An affordable housing complex in Marcy-Holmes will undergo a major renovation, which officials say will ensure affordable housing stays in the area.
The existing 54-unit affordable housing complex, Holmes Greenway Housing, is being renovated by Seattle-based affordable housing developer Vitus. The Hennepin County Housing and Redevelopment Authority approved loans of up to $10 million for the project late last month.
Holmes Greenway Housing has provided affordable housing for low-income and disabled residents since 1983, said Craig Ratchford, development management director of Vitus, in an email to the Minnesota Daily.
“Our team is looking forward to giving the property a well-deserved face-lift after such a long tenure,” Ratchford said.
The renovation will include interior improvements like new paint, doors, lighting and air conditioners. Key infrastructure improvements, like new flooring, water heaters, laundry equipment and plumbing, are also planned. Residents will also have access to WiFi and a fully equipped business center.
To help finance the $2.4 million project, Hennepin County approved “conduit financing,” which would be loaned to the developer to be paid back over time. The financial aid is part of a larger initiative by the County to increase the supply of affordable housing, said Kyle Mianulli, a spokesperson for Community Works at Hennepin County.
“People love living in the Twin Cities, which is certainly a popular and growing vibrant destination for people of all ages,” Mianulli said. “As the region continues to succeed and flourish, the need for housing that is affordable and decent continues to grow.”
The developer also committed to maintaining 30 more years of affordability for 50 of the units falling under a program for housing vouchers. These apartments are accessible for people that make up to 60 percent annual median income. Many developers don’t build affordable housing at that threshold, so the county must act to alleviate this need, Mianulli said.
Nationwide, Vitus often acquires and renovates existing affordable housing complexes. This is its first project in Minneapolis, Ratchford said.

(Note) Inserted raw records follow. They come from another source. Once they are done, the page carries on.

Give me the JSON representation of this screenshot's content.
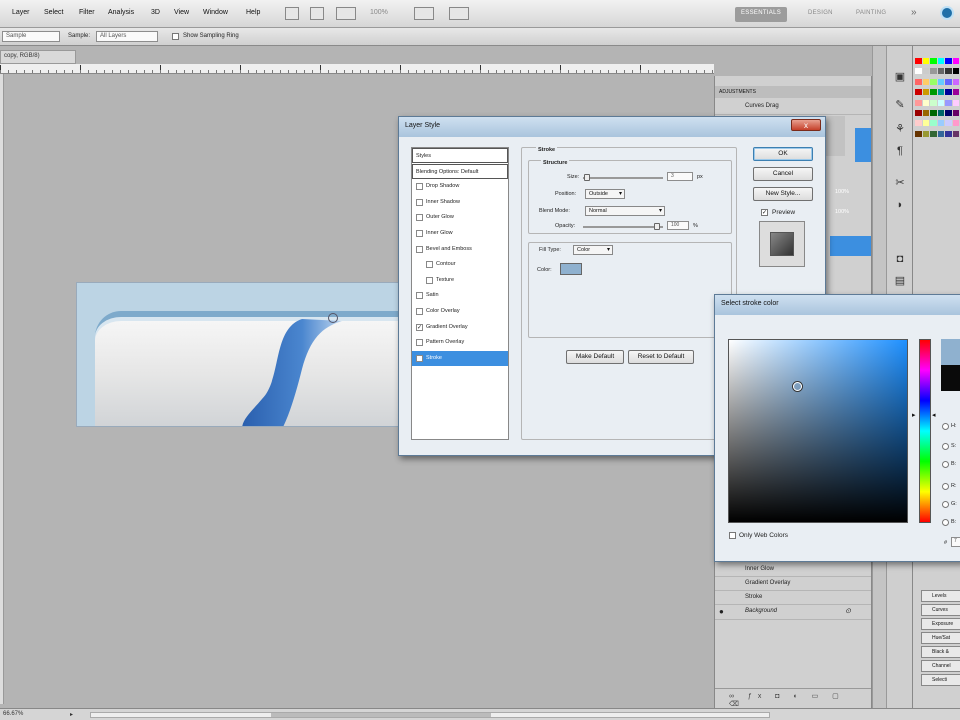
{
  "menu": {
    "items": [
      "Layer",
      "Select",
      "Filter",
      "Analysis",
      "3D",
      "View",
      "Window",
      "Help"
    ],
    "zoom": "100%",
    "workspaces": [
      "ESSENTIALS",
      "DESIGN",
      "PAINTING"
    ],
    "overflow": "»"
  },
  "options": {
    "sample_size": "Sample",
    "sample_label": "Sample:",
    "sample_value": "All Layers",
    "show_ring": "Show Sampling Ring"
  },
  "document": {
    "tab": "copy, RGB/8)",
    "status": "66.67%"
  },
  "layer_style": {
    "title": "Layer Style",
    "close": "x",
    "sidebar": [
      {
        "label": "Styles",
        "type": "head"
      },
      {
        "label": "Blending Options: Default",
        "type": "head"
      },
      {
        "label": "Drop Shadow",
        "checked": false
      },
      {
        "label": "Inner Shadow",
        "checked": false
      },
      {
        "label": "Outer Glow",
        "checked": false
      },
      {
        "label": "Inner Glow",
        "checked": false
      },
      {
        "label": "Bevel and Emboss",
        "checked": false
      },
      {
        "label": "Contour",
        "checked": false,
        "indent": true
      },
      {
        "label": "Texture",
        "checked": false,
        "indent": true
      },
      {
        "label": "Satin",
        "checked": false
      },
      {
        "label": "Color Overlay",
        "checked": false
      },
      {
        "label": "Gradient Overlay",
        "checked": true
      },
      {
        "label": "Pattern Overlay",
        "checked": false
      },
      {
        "label": "Stroke",
        "checked": true,
        "selected": true
      }
    ],
    "section_title": "Stroke",
    "structure_title": "Structure",
    "size_label": "Size:",
    "size_value": "3",
    "size_unit": "px",
    "position_label": "Position:",
    "position_value": "Outside",
    "blend_label": "Blend Mode:",
    "blend_value": "Normal",
    "opacity_label": "Opacity:",
    "opacity_value": "100",
    "opacity_unit": "%",
    "filltype_label": "Fill Type:",
    "filltype_value": "Color",
    "color_label": "Color:",
    "stroke_color": "#8fb1cf",
    "make_default": "Make Default",
    "reset_default": "Reset to Default",
    "ok": "OK",
    "cancel": "Cancel",
    "new_style": "New Style...",
    "preview": "Preview"
  },
  "color_picker": {
    "title": "Select stroke color",
    "only_web": "Only Web Colors",
    "new_color": "#8fb1cf",
    "current_color": "#0a0a0a",
    "radios": [
      "H:",
      "S:",
      "B:",
      "R:",
      "G:",
      "B:"
    ],
    "hex_label": "#",
    "hex_value": "7"
  },
  "layers_panel": {
    "tab": "ADJUSTMENTS",
    "top_item": "Curves Drag",
    "effects": [
      "Inner Glow",
      "Gradient Overlay",
      "Stroke"
    ],
    "background": "Background",
    "blend_values": [
      "100%",
      "100%"
    ]
  },
  "adjustments": [
    "Levels",
    "Curves",
    "Exposure",
    "Hue/Sat",
    "Black &",
    "Channel",
    "Selecti"
  ]
}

“Minneapolis is a growing and competitive real estate market,” he said. “What many people don’t realize is that those who qualify for income-restricted housing are often unable to access these benefits due to a scarcity of units.”
The scarcity of units puts pressure on the housing market, said Marcus Mills, chair of the Land Use and Development Committee for the Marcy-Holmes Neighborhood Association.

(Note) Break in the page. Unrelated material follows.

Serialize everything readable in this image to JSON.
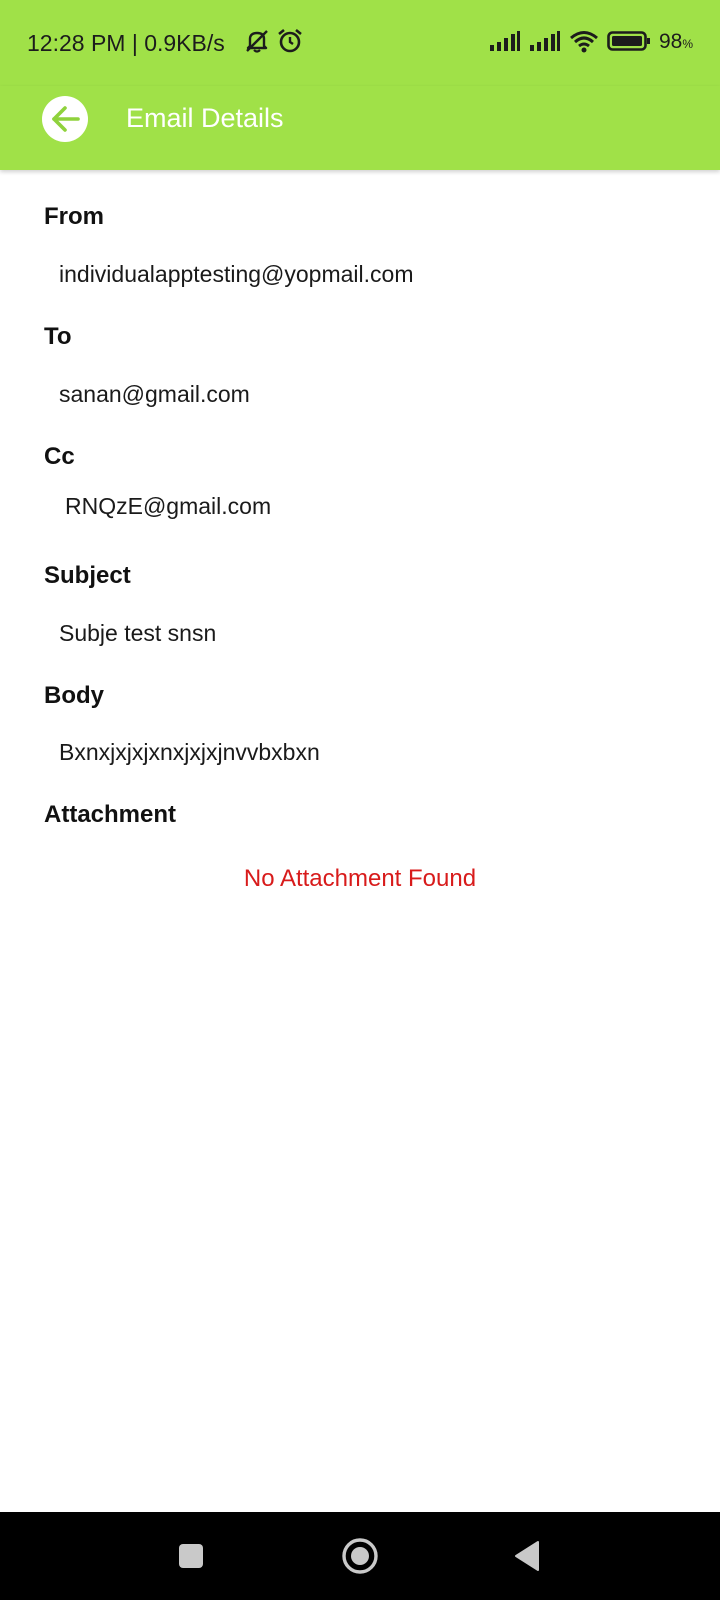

“If there’s more affordable housing, then affordable housing can be less expensive,” he said. “When the pressure is off the market, people will re-up that affordable housing.”

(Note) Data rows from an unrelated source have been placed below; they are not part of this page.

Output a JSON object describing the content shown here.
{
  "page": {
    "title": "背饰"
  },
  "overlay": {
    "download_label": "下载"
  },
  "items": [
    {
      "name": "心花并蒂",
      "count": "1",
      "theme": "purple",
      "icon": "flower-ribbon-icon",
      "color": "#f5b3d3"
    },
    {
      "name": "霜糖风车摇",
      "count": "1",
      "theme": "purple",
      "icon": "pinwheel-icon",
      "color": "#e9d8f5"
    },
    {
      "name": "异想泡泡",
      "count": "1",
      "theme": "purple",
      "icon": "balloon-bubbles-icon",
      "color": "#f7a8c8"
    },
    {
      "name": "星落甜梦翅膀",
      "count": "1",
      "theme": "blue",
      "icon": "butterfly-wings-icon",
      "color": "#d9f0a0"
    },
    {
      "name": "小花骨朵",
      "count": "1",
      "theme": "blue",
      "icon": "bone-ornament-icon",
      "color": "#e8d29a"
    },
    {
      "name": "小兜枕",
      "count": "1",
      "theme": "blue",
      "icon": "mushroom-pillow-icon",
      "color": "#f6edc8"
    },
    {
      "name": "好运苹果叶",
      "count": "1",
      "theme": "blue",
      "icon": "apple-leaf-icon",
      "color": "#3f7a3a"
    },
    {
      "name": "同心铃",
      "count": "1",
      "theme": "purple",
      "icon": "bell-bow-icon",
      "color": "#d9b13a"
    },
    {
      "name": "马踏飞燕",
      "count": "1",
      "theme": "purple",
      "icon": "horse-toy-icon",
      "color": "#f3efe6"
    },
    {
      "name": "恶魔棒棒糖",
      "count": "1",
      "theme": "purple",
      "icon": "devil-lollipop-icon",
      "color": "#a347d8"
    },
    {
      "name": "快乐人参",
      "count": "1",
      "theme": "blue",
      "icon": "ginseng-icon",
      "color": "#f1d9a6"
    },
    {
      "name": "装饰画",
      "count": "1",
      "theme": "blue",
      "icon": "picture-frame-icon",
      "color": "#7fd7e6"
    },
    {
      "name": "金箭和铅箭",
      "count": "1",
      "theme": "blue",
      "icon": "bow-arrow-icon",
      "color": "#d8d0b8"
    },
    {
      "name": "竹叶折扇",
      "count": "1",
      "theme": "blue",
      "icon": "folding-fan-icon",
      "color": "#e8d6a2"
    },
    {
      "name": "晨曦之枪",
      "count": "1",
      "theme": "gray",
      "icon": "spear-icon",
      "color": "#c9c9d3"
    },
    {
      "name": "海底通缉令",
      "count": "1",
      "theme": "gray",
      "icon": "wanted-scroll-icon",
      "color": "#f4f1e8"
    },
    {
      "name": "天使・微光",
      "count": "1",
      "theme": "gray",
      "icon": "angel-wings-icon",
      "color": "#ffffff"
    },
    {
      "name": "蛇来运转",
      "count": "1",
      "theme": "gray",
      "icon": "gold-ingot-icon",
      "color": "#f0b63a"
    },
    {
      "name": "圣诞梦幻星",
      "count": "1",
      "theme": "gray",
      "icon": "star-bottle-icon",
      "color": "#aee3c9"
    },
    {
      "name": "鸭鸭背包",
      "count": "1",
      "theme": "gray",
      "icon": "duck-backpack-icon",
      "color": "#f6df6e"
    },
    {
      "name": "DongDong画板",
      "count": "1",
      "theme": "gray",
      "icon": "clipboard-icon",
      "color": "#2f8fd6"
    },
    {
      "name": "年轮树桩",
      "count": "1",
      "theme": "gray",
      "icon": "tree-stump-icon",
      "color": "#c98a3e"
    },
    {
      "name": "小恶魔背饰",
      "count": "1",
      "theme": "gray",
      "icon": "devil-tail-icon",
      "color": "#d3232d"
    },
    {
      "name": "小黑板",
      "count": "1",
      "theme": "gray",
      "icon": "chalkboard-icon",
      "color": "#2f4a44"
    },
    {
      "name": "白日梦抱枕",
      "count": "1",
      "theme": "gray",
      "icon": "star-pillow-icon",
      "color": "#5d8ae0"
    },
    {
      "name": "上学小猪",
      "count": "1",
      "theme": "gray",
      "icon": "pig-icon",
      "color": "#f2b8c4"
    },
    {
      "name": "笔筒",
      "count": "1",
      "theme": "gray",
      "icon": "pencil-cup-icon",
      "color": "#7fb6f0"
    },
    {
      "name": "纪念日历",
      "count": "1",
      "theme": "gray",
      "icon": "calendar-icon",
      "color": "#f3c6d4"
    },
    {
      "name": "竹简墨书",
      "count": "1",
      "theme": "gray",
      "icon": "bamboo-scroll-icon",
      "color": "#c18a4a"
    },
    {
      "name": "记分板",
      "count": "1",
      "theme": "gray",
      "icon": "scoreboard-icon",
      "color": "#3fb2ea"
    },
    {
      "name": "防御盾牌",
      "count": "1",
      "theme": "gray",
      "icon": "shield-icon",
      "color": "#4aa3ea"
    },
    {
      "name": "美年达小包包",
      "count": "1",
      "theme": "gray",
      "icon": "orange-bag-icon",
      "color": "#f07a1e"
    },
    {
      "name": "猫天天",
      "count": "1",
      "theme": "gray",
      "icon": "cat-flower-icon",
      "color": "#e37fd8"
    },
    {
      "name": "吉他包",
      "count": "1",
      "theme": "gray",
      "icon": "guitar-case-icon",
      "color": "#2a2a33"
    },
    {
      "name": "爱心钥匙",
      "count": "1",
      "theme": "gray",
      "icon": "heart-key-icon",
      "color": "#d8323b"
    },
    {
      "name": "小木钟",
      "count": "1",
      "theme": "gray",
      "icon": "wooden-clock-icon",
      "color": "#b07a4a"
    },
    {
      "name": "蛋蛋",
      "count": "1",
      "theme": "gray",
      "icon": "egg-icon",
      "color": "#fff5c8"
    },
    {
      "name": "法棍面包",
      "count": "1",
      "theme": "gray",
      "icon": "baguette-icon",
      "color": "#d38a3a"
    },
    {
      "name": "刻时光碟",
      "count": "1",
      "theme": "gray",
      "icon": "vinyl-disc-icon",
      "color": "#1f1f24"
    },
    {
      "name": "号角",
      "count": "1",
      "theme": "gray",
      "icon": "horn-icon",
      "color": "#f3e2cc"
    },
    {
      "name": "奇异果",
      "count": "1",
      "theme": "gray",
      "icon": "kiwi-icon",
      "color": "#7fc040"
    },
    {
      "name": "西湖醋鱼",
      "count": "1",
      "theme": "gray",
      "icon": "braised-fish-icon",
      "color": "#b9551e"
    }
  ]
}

The renovation is expected to be complete by the end of summer 2020. The building will remain open during construction, Ratchford said.